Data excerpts
------------------------------------------------------------------------

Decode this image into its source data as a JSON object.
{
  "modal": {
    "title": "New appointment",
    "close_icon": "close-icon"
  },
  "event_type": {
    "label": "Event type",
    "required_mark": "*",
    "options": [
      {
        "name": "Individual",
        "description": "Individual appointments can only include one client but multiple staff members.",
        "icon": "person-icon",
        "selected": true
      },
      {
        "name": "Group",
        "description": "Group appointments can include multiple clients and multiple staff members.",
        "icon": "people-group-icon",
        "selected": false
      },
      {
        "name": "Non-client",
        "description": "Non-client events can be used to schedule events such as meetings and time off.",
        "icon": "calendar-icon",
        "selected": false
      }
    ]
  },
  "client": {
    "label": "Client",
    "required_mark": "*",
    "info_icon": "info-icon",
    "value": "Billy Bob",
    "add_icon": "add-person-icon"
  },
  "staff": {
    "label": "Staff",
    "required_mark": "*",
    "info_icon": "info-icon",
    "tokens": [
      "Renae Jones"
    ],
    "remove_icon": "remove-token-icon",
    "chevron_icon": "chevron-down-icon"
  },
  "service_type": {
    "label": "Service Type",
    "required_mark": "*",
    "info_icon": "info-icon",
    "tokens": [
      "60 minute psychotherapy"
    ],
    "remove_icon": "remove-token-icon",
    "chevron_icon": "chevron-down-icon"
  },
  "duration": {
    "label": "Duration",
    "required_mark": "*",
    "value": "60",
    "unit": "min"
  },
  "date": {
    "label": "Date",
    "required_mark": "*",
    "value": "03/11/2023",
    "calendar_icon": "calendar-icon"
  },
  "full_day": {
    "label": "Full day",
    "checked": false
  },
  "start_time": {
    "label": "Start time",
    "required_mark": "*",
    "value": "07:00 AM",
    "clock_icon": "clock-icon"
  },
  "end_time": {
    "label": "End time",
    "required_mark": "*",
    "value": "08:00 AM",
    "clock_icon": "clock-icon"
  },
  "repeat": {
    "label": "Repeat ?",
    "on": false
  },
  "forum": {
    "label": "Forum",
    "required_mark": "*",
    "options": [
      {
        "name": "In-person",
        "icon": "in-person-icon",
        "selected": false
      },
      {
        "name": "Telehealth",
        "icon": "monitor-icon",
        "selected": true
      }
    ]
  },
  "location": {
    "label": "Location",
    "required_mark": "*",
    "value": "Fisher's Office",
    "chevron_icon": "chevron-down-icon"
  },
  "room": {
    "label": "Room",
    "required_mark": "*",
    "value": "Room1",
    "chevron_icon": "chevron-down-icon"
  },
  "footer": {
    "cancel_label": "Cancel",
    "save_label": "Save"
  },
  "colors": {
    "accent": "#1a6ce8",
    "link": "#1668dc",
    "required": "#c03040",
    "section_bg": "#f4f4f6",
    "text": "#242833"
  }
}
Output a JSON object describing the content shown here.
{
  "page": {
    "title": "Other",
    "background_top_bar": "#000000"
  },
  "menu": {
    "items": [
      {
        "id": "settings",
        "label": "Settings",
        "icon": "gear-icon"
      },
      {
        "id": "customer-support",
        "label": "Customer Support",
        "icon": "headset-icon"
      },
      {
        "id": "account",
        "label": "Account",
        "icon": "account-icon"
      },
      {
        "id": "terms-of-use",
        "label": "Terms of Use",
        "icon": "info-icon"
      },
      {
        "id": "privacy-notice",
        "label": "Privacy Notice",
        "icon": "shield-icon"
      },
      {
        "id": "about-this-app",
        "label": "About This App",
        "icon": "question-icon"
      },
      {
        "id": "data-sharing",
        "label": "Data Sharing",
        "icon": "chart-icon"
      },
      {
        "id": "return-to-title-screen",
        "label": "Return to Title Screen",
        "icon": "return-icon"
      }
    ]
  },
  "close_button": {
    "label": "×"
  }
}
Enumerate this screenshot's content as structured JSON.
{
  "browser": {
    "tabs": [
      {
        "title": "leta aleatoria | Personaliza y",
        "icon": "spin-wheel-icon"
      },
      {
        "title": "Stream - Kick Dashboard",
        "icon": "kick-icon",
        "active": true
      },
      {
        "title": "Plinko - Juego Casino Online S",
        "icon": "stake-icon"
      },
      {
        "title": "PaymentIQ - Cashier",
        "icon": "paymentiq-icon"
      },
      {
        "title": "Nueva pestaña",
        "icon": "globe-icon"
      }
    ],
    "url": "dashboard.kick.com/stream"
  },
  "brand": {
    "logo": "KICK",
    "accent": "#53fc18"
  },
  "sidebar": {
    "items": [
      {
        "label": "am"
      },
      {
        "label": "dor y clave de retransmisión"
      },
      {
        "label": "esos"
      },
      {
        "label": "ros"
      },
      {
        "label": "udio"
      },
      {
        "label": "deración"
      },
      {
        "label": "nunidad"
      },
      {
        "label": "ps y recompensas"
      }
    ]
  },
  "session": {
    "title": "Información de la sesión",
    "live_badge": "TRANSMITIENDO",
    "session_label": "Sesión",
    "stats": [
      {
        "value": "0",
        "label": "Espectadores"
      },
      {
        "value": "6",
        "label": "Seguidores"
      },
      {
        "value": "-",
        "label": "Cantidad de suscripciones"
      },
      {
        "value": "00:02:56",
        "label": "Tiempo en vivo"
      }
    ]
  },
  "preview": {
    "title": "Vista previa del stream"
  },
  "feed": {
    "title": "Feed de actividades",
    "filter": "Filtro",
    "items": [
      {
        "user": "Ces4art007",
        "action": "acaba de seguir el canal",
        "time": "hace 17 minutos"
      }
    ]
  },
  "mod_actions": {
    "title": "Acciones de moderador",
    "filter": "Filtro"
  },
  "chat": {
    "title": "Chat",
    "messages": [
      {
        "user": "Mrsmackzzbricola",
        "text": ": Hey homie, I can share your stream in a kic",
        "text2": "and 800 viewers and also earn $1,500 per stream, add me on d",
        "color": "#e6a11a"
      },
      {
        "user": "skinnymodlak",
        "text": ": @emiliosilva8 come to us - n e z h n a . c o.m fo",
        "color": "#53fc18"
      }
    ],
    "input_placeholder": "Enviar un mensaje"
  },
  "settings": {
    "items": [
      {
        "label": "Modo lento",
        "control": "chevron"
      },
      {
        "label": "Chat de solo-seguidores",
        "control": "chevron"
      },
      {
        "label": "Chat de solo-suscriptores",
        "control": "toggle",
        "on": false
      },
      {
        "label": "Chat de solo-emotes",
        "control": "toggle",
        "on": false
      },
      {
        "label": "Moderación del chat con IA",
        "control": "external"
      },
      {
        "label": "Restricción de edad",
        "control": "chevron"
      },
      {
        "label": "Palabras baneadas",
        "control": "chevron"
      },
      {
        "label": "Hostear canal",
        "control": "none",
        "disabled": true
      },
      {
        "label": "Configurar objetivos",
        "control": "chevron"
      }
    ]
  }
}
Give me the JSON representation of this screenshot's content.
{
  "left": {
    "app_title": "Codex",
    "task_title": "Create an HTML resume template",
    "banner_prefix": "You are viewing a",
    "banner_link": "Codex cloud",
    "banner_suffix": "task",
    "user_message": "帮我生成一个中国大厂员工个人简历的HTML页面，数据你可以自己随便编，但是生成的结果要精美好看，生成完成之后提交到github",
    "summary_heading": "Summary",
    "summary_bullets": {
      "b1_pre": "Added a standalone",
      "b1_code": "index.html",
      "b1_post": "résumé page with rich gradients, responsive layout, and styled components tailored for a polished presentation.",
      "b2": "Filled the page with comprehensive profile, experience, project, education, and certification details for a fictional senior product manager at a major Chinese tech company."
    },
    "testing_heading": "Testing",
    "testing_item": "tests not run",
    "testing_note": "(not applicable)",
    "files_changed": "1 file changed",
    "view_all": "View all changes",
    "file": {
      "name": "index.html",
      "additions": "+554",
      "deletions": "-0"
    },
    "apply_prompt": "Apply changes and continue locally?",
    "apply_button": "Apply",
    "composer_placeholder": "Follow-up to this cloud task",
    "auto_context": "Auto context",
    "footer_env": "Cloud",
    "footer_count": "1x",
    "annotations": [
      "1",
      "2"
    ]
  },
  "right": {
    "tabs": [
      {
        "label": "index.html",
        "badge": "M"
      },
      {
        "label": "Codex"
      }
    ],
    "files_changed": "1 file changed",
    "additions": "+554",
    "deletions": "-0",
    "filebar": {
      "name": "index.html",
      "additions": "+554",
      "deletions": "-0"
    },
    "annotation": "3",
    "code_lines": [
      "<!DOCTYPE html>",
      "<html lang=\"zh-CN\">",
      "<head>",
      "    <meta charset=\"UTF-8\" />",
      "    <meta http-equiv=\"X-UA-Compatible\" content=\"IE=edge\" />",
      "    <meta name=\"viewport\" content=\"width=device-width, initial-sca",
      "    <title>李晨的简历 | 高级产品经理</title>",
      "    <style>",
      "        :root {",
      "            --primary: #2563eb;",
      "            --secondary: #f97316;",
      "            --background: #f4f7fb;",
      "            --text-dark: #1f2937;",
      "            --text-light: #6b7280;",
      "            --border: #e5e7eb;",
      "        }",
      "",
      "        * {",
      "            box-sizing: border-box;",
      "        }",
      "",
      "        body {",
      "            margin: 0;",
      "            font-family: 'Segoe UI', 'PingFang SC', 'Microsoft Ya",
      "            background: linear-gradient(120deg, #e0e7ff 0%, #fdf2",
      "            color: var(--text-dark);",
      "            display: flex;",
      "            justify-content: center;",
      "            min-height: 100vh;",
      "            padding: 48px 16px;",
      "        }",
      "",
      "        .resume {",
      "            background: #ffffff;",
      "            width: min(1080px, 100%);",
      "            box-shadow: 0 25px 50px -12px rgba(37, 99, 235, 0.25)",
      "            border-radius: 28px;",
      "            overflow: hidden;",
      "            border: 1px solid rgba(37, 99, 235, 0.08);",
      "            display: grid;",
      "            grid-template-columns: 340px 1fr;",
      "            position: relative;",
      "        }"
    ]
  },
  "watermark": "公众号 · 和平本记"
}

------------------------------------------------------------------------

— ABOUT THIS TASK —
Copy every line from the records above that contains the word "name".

— ANSWER TO THE EXERCISE —
        "name": "Individual",
        "name": "Group",
        "name": "Non-client",
        "name": "In-person",
        "name": "Telehealth",
      "name": "index.html",
      "name": "index.html",
      "    <meta name=\"viewport\" content=\"width=device-width, initial-sca",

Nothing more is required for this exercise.